Author information




S.C. fabricated the devices and performed the electrical measurements. R.Z., J.S. and G.G. grew the bulk TI crystal. S.C. and N.M. analyzed the data and wrote the paper.

Corresponding authors

Correspondence to Sungjae Cho or Nadya Mason.

Ethics declarations

Competing interests

The authors declare no competing financial interests.

Supplementary information

Rights and permissions

This work is licensed under a Creative Commons Attribution 4.0 International License. The images or other third party material in this article are included in the article’s Creative Commons license, unless indicated otherwise in the credit line; if the material is not included under the Creative Commons license, users will need to obtain permission from the license holder to reproduce the material. To view a copy of this license, visit

Reprints and Permissions

About this article

Verify currency and authenticity via CrossMark

Cite this article

Cho, S., Zhong, R., Schneeloch, J. et al. Kondo-like zero-bias conductance anomaly in a three-dimensional topological insulator nanowire.

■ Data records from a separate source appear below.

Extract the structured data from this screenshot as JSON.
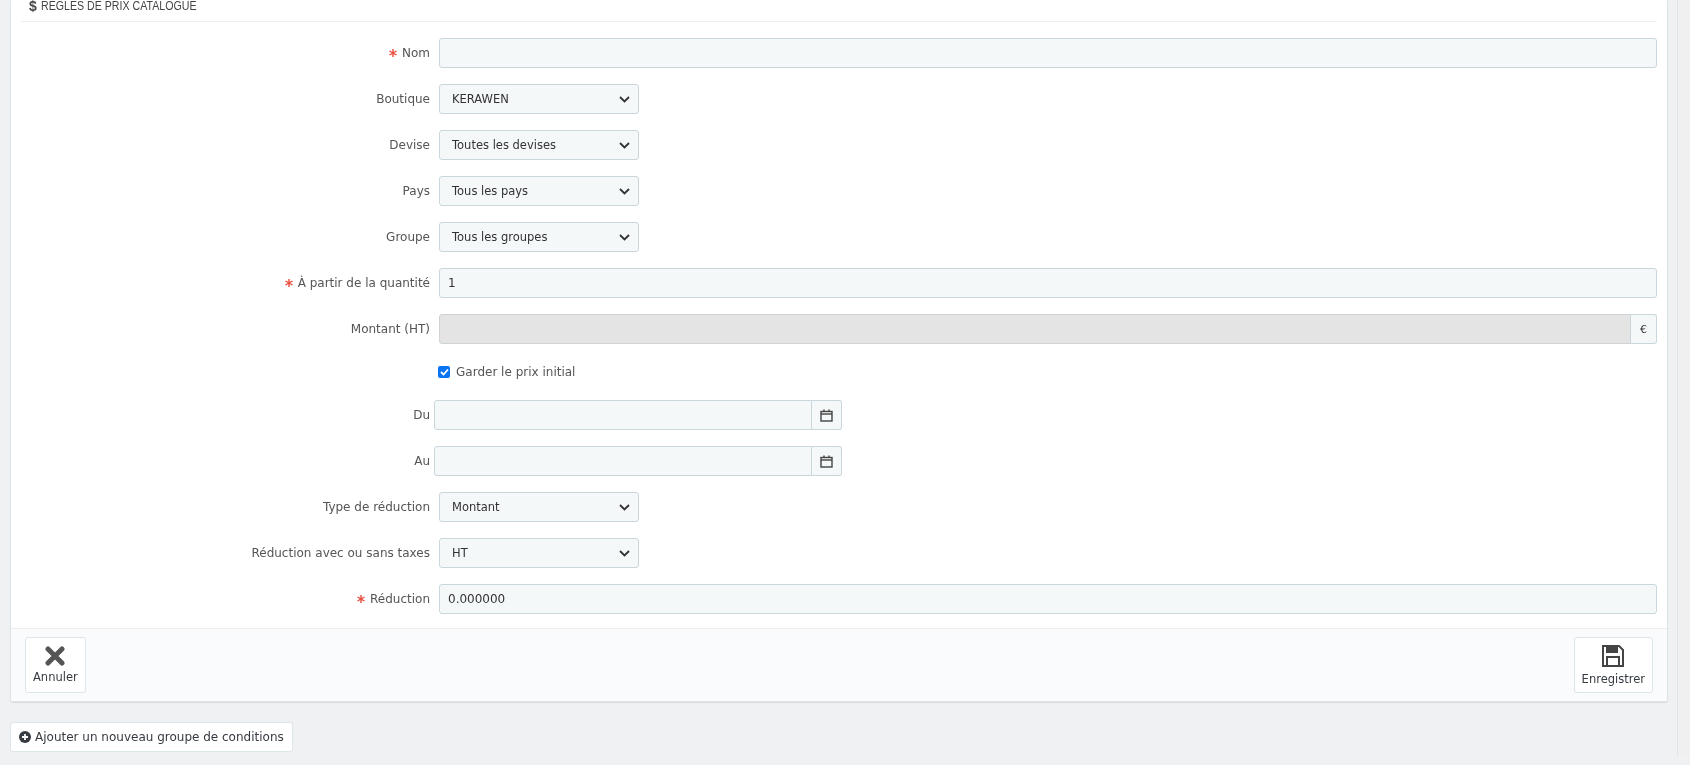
{
  "panel": {
    "heading_icon": "$",
    "title": "REGLES DE PRIX CATALOGUE"
  },
  "fields": [
    {
      "kind": "text",
      "label": "Nom",
      "required": true,
      "disabled": false
    },
    {
      "kind": "select",
      "label": "Boutique",
      "required": false,
      "value": "KERAWEN"
    },
    {
      "kind": "select",
      "label": "Devise",
      "required": false,
      "value": "Toutes les devises"
    },
    {
      "kind": "select",
      "label": "Pays",
      "required": false,
      "value": "Tous les pays"
    },
    {
      "kind": "select",
      "label": "Groupe",
      "required": false,
      "value": "Tous les groupes"
    },
    {
      "kind": "text",
      "label": "À partir de la quantité",
      "required": true,
      "disabled": false,
      "value": "1"
    },
    {
      "kind": "money",
      "label": "Montant (HT)",
      "required": false,
      "disabled": true,
      "addon": "€"
    },
    {
      "kind": "checkbox",
      "label": "Garder le prix initial",
      "checked": true
    },
    {
      "kind": "date",
      "label": "Du",
      "required": false
    },
    {
      "kind": "date",
      "label": "Au",
      "required": false
    },
    {
      "kind": "select",
      "label": "Type de réduction",
      "required": false,
      "value": "Montant"
    },
    {
      "kind": "select",
      "label": "Réduction avec ou sans taxes",
      "required": false,
      "value": "HT"
    },
    {
      "kind": "text",
      "label": "Réduction",
      "required": true,
      "disabled": false,
      "value": "0.000000"
    }
  ],
  "footer": {
    "cancel": "Annuler",
    "save": "Enregistrer"
  },
  "add_condition_group": "Ajouter un nouveau groupe de conditions"
}
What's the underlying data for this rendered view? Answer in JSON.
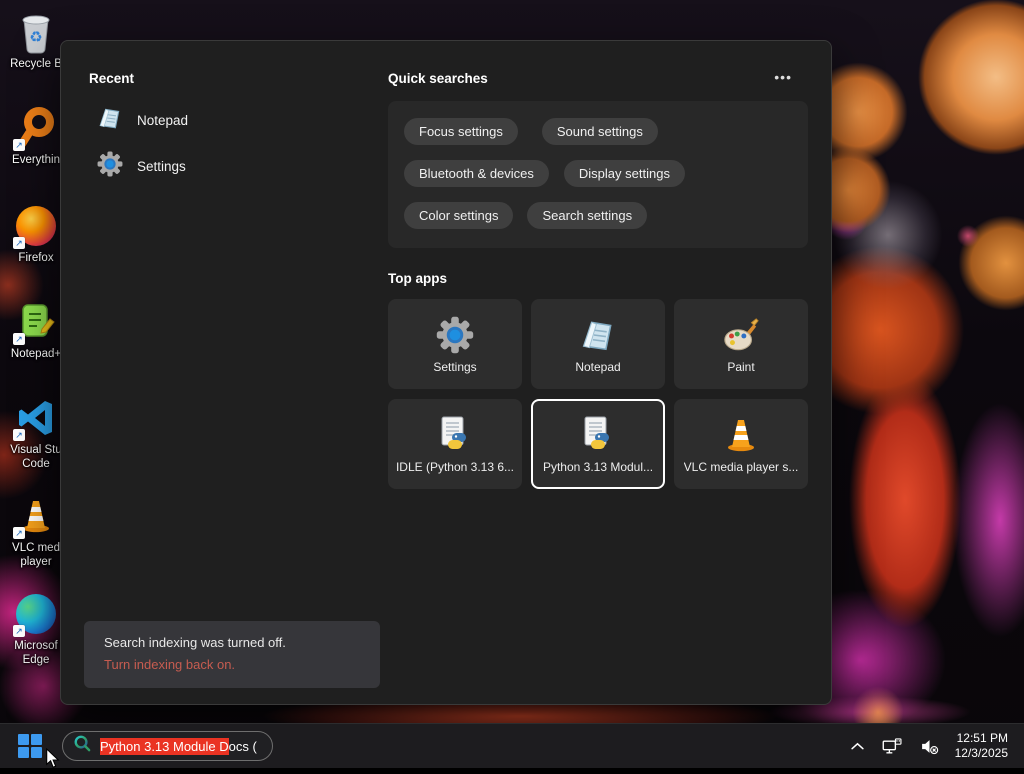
{
  "colors": {
    "accent_blue": "#3d9af0",
    "search_highlight_red": "#ea3323",
    "notice_link_red": "#c65c50",
    "selected_tile_border": "#ffffff"
  },
  "desktop": {
    "icons": [
      {
        "id": "recycle-bin",
        "label": "Recycle B"
      },
      {
        "id": "everything",
        "label": "Everythin"
      },
      {
        "id": "firefox",
        "label": "Firefox"
      },
      {
        "id": "notepad-plus-plus",
        "label": "Notepad+"
      },
      {
        "id": "visual-studio-code",
        "label": "Visual Stu\nCode"
      },
      {
        "id": "vlc-media-player",
        "label": "VLC med\nplayer"
      },
      {
        "id": "microsoft-edge",
        "label": "Microsof\nEdge"
      }
    ]
  },
  "panel": {
    "recent": {
      "title": "Recent",
      "items": [
        {
          "label": "Notepad",
          "icon": "notepad-icon"
        },
        {
          "label": "Settings",
          "icon": "settings-gear-icon"
        }
      ]
    },
    "quick_searches": {
      "title": "Quick searches",
      "more_icon": "•••",
      "pills": [
        "Focus settings",
        "Sound settings",
        "Bluetooth & devices",
        "Display settings",
        "Color settings",
        "Search settings"
      ]
    },
    "top_apps": {
      "title": "Top apps",
      "tiles": [
        {
          "label": "Settings",
          "icon": "settings-gear-icon",
          "selected": false
        },
        {
          "label": "Notepad",
          "icon": "notepad-icon",
          "selected": false
        },
        {
          "label": "Paint",
          "icon": "paint-palette-icon",
          "selected": false
        },
        {
          "label": "IDLE (Python 3.13 6...",
          "icon": "python-doc-icon",
          "selected": false
        },
        {
          "label": "Python 3.13 Modul...",
          "icon": "python-doc-icon",
          "selected": true
        },
        {
          "label": "VLC media player s...",
          "icon": "vlc-cone-icon",
          "selected": false
        }
      ]
    },
    "notice": {
      "message": "Search indexing was turned off.",
      "link": "Turn indexing back on."
    }
  },
  "taskbar": {
    "search": {
      "highlighted_text": "Python 3.13 Module D",
      "rest_text": "ocs ("
    },
    "tray": {
      "time": "12:51 PM",
      "date": "12/3/2025"
    }
  }
}
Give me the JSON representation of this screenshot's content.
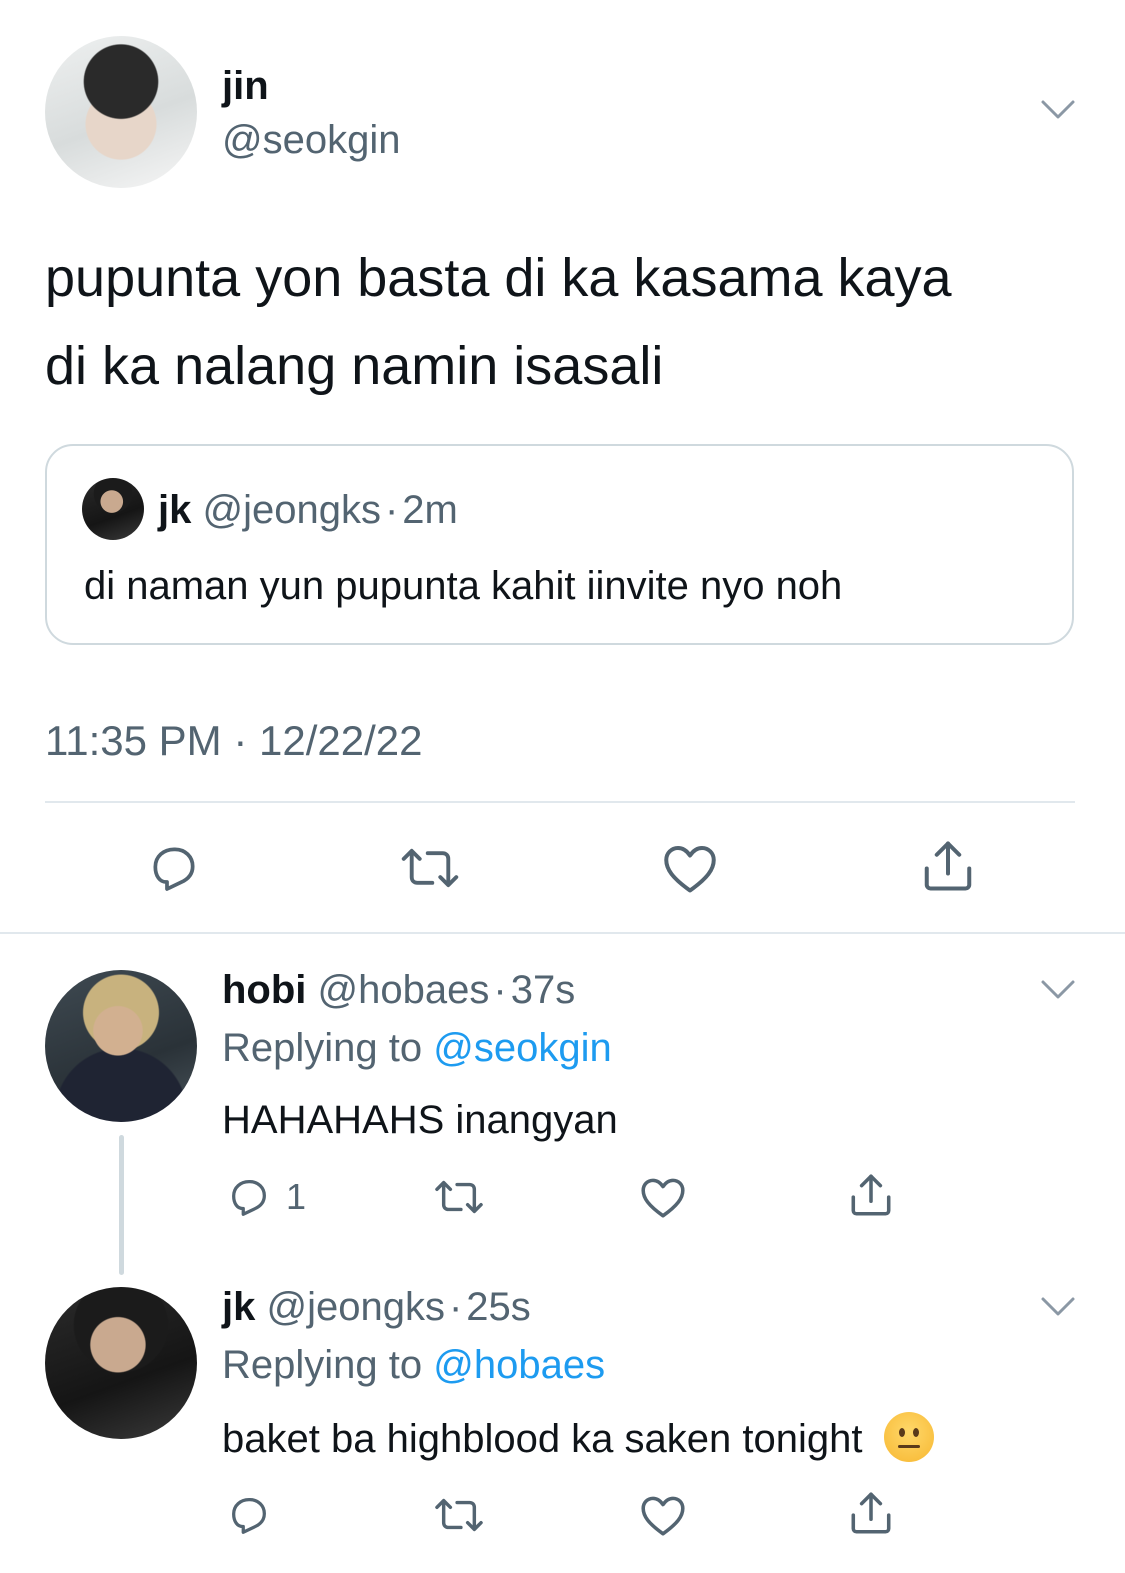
{
  "main_tweet": {
    "author_name": "jin",
    "author_handle": "@seokgin",
    "text_line1": "pupunta yon basta di ka kasama kaya",
    "text_line2": "di ka nalang namin isasali",
    "quoted": {
      "author_name": "jk",
      "author_handle": "@jeongks",
      "separator": "·",
      "time": "2m",
      "text": "di naman yun pupunta kahit iinvite nyo noh"
    },
    "timestamp": "11:35 PM · 12/22/22"
  },
  "replies": [
    {
      "author_name": "hobi",
      "author_handle": "@hobaes",
      "separator": "·",
      "time": "37s",
      "replying_prefix": "Replying to",
      "replying_handle": "@seokgin",
      "text": "HAHAHAHS inangyan",
      "reply_count": "1"
    },
    {
      "author_name": "jk",
      "author_handle": "@jeongks",
      "separator": "·",
      "time": "25s",
      "replying_prefix": "Replying to",
      "replying_handle": "@hobaes",
      "text": "baket ba highblood ka saken tonight",
      "emoji": "😐"
    }
  ],
  "colors": {
    "text": "#0f1419",
    "secondary": "#536471",
    "link": "#1d9bf0",
    "divider": "#cfd9de"
  }
}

Sci Rep 6, 21767 (2016).

Download citation


By submitting a comment you agree to abide by our Terms and Community Guidelines. If you find something abusive or that does not comply with our terms or guidelines please flag it as inappropriate.


Quick links